Beam-orientation customization using an artificial neural network.

Published

Journal Article

A methodology for the constrained customization of coplanar beam orientations in radiotherapy treatment planning using an artificial neural network (ANN) has been developed. The geometry of the patients, with cancer of the prostate, was modelled by reducing the external contour, planning target volume (PTV) and organs at risk (OARs) to a set of cuboids. The coordinates and size of the cuboids were given to the ANN as inputs. A previously developed beam-orientation constrained-customization (BOCC) scheme employing a conventional computer algorithm was used to determine the customized beam orientations in a training set containing 45 patient datasets. Twelve patient datasets not involved in the training of the artificial neural network were used to test whether the ANN was able to map the inputs to customized beam orientations. Improvements from the customized beam orientations were compared with standard treatment plans with fixed gantry angles and plans produced from the BOCC scheme. The ANN produced customized beam orientations within 5 degrees of the BOCC scheme in 62.5% of cases.
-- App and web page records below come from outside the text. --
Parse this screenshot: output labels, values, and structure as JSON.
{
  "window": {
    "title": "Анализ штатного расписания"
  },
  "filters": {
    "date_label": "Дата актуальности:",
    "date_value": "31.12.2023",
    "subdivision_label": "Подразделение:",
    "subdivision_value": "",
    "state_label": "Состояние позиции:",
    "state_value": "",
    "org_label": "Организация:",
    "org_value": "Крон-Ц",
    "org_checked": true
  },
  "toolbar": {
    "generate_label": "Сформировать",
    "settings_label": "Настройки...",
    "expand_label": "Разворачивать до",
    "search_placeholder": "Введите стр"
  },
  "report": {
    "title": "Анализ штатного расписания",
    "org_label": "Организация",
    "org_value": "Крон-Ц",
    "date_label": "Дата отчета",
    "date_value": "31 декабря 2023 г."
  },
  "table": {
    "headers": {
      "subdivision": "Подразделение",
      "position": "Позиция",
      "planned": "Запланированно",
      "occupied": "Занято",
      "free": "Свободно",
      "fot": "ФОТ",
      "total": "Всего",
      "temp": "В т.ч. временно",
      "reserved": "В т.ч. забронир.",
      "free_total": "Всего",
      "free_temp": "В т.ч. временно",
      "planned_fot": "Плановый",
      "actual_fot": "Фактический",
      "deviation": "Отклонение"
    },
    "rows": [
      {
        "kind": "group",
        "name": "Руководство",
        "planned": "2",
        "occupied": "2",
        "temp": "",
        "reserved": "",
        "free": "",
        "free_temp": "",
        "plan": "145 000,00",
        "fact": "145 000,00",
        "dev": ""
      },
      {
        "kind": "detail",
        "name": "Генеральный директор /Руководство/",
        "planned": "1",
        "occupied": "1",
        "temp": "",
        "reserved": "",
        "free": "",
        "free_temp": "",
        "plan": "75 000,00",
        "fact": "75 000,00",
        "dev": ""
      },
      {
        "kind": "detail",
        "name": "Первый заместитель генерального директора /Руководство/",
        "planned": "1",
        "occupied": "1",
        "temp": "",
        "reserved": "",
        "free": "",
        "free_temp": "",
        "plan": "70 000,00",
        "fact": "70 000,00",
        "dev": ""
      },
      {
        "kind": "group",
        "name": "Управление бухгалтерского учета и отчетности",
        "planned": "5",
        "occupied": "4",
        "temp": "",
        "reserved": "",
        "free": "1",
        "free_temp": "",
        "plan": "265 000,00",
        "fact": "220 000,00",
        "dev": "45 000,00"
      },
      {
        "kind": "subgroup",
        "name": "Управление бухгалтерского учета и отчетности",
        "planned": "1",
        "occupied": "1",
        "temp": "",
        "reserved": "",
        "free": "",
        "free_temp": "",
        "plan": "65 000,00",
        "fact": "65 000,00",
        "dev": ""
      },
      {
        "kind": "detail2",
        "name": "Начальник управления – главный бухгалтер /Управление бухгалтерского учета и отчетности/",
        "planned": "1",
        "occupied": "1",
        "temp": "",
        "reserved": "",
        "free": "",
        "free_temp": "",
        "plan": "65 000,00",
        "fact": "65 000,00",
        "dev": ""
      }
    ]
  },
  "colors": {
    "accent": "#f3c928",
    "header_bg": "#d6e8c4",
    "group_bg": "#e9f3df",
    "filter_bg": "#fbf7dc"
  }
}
The average difference in the beam orientations produced by the ANN and the BOCC scheme was 7.7 degrees (+/-1.7, 1 SD). Compared with the standard treatment plans, the BOCC scheme produced plans with an increase in the average tumour control probability (TCP) of 5.7% (+/-1.4, 1 SD) whilst the ANN generated plans increased the average TCP by 3.9% (+/-1.3, 1 SD). Both figures refer to the TCP at a fixed rectal normal tissue complication probability (NTCP) of 1%. In conclusion, even using a very simple model for the geometry of the patient, an ANN was able to produce beam orientations that were similar to those produced by a conventional computer algorithm.

Full Text

Duke Authors

Cited Authors

  • Rowbottom, CG; Webb, S; Oldham, M

Published Date

  • September 1999

Published In

Volume / Issue

  • 44 / 9

Start / End Page

  • 2251 - 2262

PubMed ID

  • 10495119

Pubmed Central ID

  • 10495119

International Standard Serial Number (ISSN)

  • 0031-9155

Digital Object Identifier (DOI)

  • 10.1088/0031-9155/44/9/312

Language

  • eng

Conference Location

  • England